EXTRACTED ENTRIES =
^^^^^^^^
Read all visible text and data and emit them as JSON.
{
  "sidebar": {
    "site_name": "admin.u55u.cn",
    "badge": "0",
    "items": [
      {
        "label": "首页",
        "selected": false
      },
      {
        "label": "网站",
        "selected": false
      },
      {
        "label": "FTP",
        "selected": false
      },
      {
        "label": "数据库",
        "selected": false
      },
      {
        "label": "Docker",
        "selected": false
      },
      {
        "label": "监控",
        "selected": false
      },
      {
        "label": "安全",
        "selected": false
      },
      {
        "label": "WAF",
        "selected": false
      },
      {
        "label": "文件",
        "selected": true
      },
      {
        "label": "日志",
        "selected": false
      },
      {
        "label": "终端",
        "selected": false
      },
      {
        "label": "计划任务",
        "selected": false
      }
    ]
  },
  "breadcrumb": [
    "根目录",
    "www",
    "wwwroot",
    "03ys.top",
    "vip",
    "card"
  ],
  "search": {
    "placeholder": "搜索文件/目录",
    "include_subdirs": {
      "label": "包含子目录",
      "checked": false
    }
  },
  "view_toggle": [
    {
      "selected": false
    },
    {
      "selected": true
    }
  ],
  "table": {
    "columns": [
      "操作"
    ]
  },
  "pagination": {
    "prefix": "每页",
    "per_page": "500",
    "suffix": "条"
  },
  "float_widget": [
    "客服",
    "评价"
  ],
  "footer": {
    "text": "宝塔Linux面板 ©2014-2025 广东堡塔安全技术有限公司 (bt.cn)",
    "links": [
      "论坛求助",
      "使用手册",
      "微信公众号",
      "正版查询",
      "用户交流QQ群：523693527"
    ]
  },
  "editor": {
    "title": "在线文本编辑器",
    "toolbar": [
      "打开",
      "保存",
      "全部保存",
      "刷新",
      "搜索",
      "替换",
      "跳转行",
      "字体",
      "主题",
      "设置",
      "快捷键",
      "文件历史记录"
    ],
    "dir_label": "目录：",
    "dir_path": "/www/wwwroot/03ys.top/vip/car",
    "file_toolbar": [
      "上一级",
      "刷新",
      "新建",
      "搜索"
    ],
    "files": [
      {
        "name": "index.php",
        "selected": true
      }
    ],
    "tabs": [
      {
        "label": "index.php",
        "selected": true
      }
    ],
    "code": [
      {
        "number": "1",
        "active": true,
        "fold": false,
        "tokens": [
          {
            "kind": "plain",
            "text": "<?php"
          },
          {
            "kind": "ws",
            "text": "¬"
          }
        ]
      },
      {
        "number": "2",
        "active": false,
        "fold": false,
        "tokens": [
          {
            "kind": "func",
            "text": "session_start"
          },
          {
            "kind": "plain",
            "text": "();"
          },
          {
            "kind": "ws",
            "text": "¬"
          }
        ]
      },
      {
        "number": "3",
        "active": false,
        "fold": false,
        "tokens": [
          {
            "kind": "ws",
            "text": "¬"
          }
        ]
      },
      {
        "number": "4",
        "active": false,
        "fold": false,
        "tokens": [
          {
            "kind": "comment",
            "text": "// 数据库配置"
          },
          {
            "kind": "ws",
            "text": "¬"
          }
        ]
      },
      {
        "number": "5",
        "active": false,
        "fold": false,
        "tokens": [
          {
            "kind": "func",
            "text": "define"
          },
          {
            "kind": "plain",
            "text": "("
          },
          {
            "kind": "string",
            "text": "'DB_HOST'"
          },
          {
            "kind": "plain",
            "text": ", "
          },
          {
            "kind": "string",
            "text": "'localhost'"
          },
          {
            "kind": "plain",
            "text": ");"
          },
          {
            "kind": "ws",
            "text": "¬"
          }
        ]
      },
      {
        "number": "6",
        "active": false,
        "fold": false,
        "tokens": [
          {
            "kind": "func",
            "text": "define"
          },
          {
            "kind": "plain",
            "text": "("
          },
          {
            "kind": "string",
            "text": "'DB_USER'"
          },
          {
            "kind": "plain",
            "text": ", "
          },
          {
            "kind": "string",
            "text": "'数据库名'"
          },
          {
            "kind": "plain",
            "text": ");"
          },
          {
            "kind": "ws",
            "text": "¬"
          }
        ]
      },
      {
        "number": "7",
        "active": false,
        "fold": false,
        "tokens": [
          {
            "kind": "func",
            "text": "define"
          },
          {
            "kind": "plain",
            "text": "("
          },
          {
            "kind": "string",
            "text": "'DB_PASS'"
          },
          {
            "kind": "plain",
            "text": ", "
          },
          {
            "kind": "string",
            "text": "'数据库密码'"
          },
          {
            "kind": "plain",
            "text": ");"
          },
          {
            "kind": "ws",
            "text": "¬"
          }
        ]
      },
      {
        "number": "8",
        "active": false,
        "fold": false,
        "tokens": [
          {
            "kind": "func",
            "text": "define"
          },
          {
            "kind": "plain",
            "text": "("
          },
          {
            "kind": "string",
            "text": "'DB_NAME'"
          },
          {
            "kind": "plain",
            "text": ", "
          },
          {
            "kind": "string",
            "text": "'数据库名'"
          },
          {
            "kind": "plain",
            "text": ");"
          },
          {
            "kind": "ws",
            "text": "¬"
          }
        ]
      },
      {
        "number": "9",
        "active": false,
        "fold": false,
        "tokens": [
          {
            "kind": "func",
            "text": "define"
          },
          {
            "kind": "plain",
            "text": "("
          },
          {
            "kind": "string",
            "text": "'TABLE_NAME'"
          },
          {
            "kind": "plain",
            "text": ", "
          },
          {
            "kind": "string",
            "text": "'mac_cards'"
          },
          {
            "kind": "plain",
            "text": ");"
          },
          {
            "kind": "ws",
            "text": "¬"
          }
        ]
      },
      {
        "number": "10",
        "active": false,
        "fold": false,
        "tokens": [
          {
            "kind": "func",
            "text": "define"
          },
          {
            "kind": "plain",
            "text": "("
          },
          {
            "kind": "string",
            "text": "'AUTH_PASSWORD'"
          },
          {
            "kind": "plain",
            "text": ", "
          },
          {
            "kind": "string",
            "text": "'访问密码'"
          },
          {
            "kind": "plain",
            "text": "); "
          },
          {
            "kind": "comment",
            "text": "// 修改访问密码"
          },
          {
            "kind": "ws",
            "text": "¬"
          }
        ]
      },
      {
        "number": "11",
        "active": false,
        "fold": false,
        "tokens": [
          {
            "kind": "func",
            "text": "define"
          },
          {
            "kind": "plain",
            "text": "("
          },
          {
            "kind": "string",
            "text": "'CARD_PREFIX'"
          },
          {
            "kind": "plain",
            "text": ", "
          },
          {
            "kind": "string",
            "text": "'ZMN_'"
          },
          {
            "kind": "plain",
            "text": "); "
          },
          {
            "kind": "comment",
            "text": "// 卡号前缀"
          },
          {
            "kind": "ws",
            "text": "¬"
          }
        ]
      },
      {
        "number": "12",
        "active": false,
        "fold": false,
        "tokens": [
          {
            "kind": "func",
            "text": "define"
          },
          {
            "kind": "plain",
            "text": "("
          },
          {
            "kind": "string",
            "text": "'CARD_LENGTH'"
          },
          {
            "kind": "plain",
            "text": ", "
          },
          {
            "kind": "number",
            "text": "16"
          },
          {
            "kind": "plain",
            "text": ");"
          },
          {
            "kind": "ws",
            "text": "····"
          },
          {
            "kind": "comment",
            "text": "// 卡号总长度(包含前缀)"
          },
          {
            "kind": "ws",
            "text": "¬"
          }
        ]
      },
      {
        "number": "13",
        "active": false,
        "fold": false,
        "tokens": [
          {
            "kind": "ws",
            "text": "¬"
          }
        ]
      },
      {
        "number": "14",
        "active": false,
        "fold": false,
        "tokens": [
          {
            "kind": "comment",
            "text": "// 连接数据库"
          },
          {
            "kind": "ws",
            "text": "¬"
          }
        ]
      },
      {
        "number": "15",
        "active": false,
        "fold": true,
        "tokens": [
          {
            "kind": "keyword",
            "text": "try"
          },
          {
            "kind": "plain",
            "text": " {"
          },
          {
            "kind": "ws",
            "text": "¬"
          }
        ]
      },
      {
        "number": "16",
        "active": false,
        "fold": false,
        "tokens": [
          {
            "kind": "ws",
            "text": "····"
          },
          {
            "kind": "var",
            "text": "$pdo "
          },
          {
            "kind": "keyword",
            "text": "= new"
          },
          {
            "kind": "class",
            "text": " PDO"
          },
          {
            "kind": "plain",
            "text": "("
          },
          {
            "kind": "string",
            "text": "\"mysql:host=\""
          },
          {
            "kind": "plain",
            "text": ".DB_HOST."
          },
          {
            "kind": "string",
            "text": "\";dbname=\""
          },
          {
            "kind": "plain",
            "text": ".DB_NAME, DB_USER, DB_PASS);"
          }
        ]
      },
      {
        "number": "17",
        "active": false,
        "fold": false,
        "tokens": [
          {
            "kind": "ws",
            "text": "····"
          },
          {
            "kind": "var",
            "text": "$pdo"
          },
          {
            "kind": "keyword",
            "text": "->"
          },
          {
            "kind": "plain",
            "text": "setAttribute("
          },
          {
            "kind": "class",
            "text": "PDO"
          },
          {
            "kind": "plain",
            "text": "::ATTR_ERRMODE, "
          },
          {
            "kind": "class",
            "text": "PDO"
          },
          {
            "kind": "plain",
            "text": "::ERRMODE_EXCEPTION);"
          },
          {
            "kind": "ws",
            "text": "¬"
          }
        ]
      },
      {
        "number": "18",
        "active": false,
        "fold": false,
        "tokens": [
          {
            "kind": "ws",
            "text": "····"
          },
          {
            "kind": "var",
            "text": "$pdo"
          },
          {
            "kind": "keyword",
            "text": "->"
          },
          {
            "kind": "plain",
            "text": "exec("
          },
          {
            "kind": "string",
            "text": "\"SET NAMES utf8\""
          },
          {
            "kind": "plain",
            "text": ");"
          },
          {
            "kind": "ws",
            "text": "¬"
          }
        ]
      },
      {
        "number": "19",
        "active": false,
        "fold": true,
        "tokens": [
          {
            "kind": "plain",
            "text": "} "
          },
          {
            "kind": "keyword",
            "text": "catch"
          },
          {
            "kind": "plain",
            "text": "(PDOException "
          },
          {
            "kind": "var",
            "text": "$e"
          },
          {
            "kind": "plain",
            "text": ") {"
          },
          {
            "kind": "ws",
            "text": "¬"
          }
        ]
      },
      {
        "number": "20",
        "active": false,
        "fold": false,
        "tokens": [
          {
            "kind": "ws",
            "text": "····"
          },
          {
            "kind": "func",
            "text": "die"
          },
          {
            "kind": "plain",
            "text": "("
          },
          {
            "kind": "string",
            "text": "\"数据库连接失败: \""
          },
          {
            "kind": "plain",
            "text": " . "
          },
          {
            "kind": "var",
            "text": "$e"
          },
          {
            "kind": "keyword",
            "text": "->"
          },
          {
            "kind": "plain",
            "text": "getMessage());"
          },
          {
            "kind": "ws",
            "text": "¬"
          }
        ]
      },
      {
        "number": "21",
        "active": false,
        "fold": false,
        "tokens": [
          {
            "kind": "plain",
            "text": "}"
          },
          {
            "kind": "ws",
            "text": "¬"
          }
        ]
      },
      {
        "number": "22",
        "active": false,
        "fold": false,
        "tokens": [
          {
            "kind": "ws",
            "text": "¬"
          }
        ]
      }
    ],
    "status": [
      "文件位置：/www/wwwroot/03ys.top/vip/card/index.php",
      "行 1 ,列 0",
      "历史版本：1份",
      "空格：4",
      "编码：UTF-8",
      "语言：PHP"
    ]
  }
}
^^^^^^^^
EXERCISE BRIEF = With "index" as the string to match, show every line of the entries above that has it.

RESPONSE AREA =
        "name": "index.php",
        "label": "index.php",
      "文件位置：/www/wwwroot/03ys.top/vip/card/index.php",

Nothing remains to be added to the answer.